ACTION ITEM: Give back the full listing exactly, setting the pictures aside.

── DATA FOR ANALYSIS ──

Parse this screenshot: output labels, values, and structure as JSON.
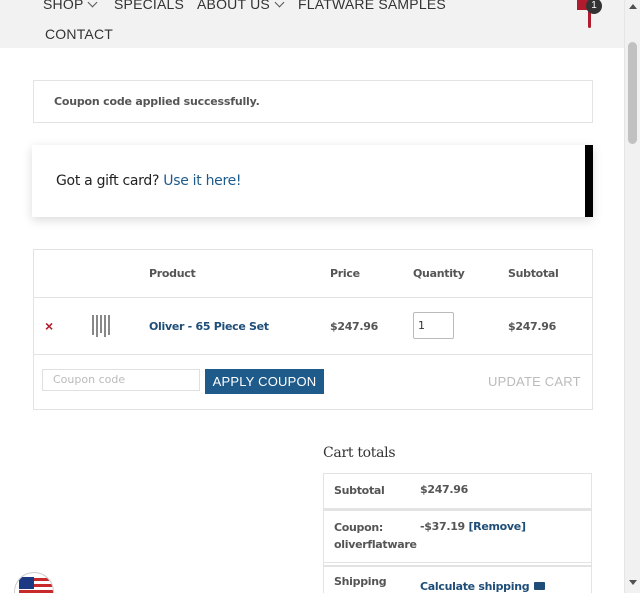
{
  "nav": {
    "items": [
      {
        "label": "SHOP",
        "has_dropdown": true
      },
      {
        "label": "SPECIALS",
        "has_dropdown": false
      },
      {
        "label": "ABOUT US",
        "has_dropdown": true
      },
      {
        "label": "FLATWARE SAMPLES",
        "has_dropdown": false
      },
      {
        "label": "CONTACT",
        "has_dropdown": false
      }
    ],
    "cart_count": "1",
    "cart_icon": "shopping-bag-icon"
  },
  "notice": {
    "message": "Coupon code applied successfully."
  },
  "giftcard": {
    "text": "Got a gift card?",
    "link": "Use it here!"
  },
  "cart": {
    "headers": {
      "product": "Product",
      "price": "Price",
      "quantity": "Quantity",
      "subtotal": "Subtotal"
    },
    "items": [
      {
        "remove": "×",
        "name": "Oliver - 65 Piece Set",
        "price": "$247.96",
        "quantity": "1",
        "subtotal": "$247.96"
      }
    ],
    "coupon_placeholder": "Coupon code",
    "apply_label": "APPLY COUPON",
    "update_label": "UPDATE CART"
  },
  "totals": {
    "title": "Cart totals",
    "subtotal_label": "Subtotal",
    "subtotal_value": "$247.96",
    "coupon_label": "Coupon:",
    "coupon_code": "oliverflatware",
    "coupon_value": "-$37.19",
    "coupon_remove": "[Remove]",
    "shipping_label": "Shipping",
    "shipping_link": "Calculate shipping"
  },
  "colors": {
    "accent": "#1e5a8a",
    "link": "#1e4d78",
    "brand_red": "#b01c2e"
  }
}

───

YOUR SOLUTION:
Parse this screenshot: output labels, values, and structure as JSON.
{
  "nav": {
    "items": [
      {
        "label": "SHOP",
        "has_dropdown": true
      },
      {
        "label": "SPECIALS",
        "has_dropdown": false
      },
      {
        "label": "ABOUT US",
        "has_dropdown": true
      },
      {
        "label": "FLATWARE SAMPLES",
        "has_dropdown": false
      },
      {
        "label": "CONTACT",
        "has_dropdown": false
      }
    ],
    "cart_count": "1",
    "cart_icon": "shopping-bag-icon"
  },
  "notice": {
    "message": "Coupon code applied successfully."
  },
  "giftcard": {
    "text": "Got a gift card?",
    "link": "Use it here!"
  },
  "cart": {
    "headers": {
      "product": "Product",
      "price": "Price",
      "quantity": "Quantity",
      "subtotal": "Subtotal"
    },
    "items": [
      {
        "remove": "×",
        "name": "Oliver - 65 Piece Set",
        "price": "$247.96",
        "quantity": "1",
        "subtotal": "$247.96"
      }
    ],
    "coupon_placeholder": "Coupon code",
    "apply_label": "APPLY COUPON",
    "update_label": "UPDATE CART"
  },
  "totals": {
    "title": "Cart totals",
    "subtotal_label": "Subtotal",
    "subtotal_value": "$247.96",
    "coupon_label": "Coupon:",
    "coupon_code": "oliverflatware",
    "coupon_value": "-$37.19",
    "coupon_remove": "[Remove]",
    "shipping_label": "Shipping",
    "shipping_link": "Calculate shipping"
  },
  "colors": {
    "accent": "#1e5a8a",
    "link": "#1e4d78",
    "brand_red": "#b01c2e"
  }
}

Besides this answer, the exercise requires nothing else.